▶ [Your instructions] Each line of the entries that mentions the string "Pueblo" needs to be reported.

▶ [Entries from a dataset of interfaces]
*-*-*
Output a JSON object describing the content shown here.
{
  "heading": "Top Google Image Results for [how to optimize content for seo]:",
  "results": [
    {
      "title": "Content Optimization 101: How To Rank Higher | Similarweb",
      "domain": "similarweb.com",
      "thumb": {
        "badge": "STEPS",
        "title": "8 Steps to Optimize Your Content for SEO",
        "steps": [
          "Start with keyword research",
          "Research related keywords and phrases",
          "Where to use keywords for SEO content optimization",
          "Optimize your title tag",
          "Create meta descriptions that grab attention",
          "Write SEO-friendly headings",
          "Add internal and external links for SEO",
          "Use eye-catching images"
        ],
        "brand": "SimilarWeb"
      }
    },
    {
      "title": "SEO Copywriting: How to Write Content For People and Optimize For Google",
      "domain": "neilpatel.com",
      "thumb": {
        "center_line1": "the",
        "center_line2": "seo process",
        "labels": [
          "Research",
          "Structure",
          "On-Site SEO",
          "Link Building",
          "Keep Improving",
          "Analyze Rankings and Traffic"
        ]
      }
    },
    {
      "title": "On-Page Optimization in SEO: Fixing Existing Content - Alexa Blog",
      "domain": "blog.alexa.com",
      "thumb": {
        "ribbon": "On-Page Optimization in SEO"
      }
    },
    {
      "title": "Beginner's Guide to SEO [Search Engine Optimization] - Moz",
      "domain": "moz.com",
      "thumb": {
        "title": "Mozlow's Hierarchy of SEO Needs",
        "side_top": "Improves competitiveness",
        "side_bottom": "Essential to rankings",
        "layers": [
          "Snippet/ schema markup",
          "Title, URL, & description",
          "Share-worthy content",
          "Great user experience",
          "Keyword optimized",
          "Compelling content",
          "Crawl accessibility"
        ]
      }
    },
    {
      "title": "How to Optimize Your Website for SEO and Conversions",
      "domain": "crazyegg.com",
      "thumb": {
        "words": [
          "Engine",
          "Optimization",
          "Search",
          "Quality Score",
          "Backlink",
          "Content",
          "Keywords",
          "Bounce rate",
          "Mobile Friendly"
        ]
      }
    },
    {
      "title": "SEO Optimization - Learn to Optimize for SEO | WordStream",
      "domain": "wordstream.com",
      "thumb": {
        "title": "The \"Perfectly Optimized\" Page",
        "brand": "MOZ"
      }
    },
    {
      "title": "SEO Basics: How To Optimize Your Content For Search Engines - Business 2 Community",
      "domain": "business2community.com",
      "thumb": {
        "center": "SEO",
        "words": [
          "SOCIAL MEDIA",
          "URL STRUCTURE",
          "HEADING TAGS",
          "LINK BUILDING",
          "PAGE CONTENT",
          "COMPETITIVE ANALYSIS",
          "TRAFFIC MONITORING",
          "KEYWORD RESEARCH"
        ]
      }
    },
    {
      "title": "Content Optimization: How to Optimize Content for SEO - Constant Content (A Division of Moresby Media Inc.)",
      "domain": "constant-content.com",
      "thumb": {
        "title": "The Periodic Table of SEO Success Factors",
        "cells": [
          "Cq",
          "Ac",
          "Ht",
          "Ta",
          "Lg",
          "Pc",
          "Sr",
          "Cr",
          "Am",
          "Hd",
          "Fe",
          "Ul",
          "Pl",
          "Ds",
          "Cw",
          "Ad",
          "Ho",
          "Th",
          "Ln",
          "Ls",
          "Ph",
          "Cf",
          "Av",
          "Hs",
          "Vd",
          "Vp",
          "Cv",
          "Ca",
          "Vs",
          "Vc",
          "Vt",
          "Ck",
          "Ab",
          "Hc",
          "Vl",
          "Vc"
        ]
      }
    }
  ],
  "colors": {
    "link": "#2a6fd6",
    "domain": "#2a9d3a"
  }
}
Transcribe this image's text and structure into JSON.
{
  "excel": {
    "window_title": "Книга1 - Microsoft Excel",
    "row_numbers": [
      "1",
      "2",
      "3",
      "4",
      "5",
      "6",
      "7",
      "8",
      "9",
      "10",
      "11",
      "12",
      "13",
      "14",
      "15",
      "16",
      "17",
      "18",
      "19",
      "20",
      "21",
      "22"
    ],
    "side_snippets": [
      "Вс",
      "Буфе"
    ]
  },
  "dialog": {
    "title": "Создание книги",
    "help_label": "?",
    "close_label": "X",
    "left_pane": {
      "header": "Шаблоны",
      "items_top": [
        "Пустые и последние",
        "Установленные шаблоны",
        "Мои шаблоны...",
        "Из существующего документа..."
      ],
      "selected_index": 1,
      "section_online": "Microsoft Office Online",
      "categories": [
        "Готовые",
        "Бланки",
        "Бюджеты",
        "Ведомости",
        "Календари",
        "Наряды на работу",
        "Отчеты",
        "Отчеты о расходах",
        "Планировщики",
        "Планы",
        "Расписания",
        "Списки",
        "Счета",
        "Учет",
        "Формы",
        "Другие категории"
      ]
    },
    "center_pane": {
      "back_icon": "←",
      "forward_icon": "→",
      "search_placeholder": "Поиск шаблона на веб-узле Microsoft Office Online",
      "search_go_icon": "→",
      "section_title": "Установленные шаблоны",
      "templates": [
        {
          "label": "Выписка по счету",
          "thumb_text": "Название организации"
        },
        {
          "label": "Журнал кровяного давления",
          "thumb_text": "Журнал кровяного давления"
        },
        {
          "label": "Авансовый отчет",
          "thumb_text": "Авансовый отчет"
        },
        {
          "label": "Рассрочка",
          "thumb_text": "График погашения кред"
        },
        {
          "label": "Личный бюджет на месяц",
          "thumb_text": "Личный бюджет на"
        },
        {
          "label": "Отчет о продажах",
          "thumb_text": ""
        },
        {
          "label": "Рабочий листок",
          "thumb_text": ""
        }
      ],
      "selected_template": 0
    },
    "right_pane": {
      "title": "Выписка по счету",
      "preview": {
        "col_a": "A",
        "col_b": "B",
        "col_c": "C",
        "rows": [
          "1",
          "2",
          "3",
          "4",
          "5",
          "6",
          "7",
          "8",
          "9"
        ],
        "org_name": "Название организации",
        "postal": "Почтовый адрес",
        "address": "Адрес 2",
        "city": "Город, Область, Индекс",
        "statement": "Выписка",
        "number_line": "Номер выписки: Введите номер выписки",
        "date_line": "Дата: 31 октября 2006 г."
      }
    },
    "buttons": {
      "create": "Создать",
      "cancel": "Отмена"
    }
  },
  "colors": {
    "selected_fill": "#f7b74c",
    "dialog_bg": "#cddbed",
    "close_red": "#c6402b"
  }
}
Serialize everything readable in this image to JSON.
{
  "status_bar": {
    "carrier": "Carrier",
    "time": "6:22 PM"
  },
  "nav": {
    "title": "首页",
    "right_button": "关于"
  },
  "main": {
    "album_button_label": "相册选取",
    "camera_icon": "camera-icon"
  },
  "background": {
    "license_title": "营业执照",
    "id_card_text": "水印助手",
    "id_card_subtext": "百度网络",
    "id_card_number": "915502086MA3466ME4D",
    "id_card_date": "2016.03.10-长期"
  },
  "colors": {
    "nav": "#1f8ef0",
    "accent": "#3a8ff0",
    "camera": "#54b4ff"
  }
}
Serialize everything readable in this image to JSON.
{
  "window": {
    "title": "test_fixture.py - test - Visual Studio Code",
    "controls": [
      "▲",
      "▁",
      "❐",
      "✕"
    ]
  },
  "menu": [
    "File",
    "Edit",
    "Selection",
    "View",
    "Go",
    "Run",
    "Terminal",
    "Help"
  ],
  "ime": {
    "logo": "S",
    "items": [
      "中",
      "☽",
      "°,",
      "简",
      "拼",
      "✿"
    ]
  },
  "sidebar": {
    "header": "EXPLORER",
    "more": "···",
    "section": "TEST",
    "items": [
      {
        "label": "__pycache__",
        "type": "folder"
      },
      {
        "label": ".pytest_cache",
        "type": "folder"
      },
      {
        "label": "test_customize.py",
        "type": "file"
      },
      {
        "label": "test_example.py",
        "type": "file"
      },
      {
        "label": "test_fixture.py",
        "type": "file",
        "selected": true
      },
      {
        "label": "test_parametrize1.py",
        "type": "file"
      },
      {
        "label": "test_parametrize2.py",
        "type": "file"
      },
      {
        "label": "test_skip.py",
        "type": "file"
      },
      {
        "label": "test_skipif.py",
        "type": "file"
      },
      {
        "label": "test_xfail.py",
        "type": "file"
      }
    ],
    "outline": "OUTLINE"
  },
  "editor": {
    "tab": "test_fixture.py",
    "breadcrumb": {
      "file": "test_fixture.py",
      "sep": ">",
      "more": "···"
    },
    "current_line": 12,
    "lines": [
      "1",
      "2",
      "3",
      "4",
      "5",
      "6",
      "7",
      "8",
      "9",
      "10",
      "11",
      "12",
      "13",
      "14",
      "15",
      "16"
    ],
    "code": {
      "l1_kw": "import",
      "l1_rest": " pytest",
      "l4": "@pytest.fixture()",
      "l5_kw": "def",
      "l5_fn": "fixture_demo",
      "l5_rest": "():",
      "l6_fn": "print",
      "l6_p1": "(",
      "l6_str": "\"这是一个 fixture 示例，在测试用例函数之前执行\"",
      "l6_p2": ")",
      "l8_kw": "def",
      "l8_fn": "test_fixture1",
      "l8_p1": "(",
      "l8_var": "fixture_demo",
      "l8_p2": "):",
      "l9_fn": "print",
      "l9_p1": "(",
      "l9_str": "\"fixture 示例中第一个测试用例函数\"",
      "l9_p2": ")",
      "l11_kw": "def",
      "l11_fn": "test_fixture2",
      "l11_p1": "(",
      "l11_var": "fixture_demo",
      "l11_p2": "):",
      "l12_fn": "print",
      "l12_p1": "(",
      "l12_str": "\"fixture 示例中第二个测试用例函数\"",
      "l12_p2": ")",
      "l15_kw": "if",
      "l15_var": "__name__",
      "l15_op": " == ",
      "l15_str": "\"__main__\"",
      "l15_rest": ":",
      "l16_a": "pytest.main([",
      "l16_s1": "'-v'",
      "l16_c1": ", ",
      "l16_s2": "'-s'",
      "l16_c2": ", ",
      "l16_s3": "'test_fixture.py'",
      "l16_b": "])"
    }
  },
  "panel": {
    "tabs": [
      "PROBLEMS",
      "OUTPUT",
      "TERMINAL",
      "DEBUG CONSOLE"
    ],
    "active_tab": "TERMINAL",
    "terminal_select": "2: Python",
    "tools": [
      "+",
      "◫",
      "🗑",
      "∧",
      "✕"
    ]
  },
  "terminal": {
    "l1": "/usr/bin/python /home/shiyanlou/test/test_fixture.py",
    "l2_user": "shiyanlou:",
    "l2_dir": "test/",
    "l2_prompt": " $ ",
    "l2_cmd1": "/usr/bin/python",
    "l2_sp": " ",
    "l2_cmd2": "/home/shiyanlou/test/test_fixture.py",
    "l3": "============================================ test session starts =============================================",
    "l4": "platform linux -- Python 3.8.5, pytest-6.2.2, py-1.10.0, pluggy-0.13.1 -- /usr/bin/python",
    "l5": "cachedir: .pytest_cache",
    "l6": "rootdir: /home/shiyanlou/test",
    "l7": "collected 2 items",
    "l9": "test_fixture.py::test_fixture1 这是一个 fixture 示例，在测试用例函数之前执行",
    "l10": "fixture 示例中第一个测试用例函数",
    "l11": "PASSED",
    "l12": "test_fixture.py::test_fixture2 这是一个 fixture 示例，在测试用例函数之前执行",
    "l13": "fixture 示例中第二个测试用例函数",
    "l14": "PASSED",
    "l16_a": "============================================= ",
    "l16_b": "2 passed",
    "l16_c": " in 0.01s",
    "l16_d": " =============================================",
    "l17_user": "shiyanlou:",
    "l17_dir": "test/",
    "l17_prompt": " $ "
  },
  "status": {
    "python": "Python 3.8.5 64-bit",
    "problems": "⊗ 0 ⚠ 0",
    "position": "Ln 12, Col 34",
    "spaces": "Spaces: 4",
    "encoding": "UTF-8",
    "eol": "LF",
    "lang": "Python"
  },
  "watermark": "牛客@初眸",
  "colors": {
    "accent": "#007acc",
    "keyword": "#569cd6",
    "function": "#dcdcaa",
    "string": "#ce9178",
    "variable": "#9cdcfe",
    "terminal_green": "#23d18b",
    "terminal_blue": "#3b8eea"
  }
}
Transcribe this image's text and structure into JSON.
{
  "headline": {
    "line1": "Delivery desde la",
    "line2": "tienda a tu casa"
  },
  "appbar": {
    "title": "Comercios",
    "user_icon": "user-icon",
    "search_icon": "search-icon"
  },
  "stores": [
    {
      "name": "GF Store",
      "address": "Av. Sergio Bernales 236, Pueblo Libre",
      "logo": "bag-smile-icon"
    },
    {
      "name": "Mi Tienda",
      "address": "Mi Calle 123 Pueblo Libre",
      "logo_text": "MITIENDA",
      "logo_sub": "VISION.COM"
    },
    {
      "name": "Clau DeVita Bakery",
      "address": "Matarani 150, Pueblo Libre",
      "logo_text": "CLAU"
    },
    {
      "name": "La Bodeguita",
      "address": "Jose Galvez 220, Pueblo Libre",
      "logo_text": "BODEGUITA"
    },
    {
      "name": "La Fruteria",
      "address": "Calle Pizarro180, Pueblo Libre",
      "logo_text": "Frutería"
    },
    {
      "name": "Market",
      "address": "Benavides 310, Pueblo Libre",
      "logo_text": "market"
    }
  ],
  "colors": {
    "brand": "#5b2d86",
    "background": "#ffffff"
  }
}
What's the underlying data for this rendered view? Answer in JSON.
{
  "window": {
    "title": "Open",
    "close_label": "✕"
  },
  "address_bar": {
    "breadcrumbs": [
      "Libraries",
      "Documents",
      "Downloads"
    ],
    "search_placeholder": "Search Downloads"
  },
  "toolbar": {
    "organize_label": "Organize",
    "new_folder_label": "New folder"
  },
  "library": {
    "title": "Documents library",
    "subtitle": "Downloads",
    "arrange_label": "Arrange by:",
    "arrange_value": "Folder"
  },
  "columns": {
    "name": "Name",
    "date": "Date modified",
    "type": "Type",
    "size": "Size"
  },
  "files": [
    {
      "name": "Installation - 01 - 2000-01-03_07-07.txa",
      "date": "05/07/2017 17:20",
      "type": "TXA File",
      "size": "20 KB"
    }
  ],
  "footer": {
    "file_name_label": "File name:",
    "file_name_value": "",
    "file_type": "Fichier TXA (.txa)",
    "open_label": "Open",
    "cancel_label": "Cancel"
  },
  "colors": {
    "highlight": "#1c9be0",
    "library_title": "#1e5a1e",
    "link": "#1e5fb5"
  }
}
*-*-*
▶ [Exercise response]
      "address": "Av. Sergio Bernales 236, Pueblo Libre",
      "address": "Mi Calle 123 Pueblo Libre",
      "address": "Matarani 150, Pueblo Libre",
      "address": "Jose Galvez 220, Pueblo Libre",
      "address": "Calle Pizarro180, Pueblo Libre",
      "address": "Benavides 310, Pueblo Libre",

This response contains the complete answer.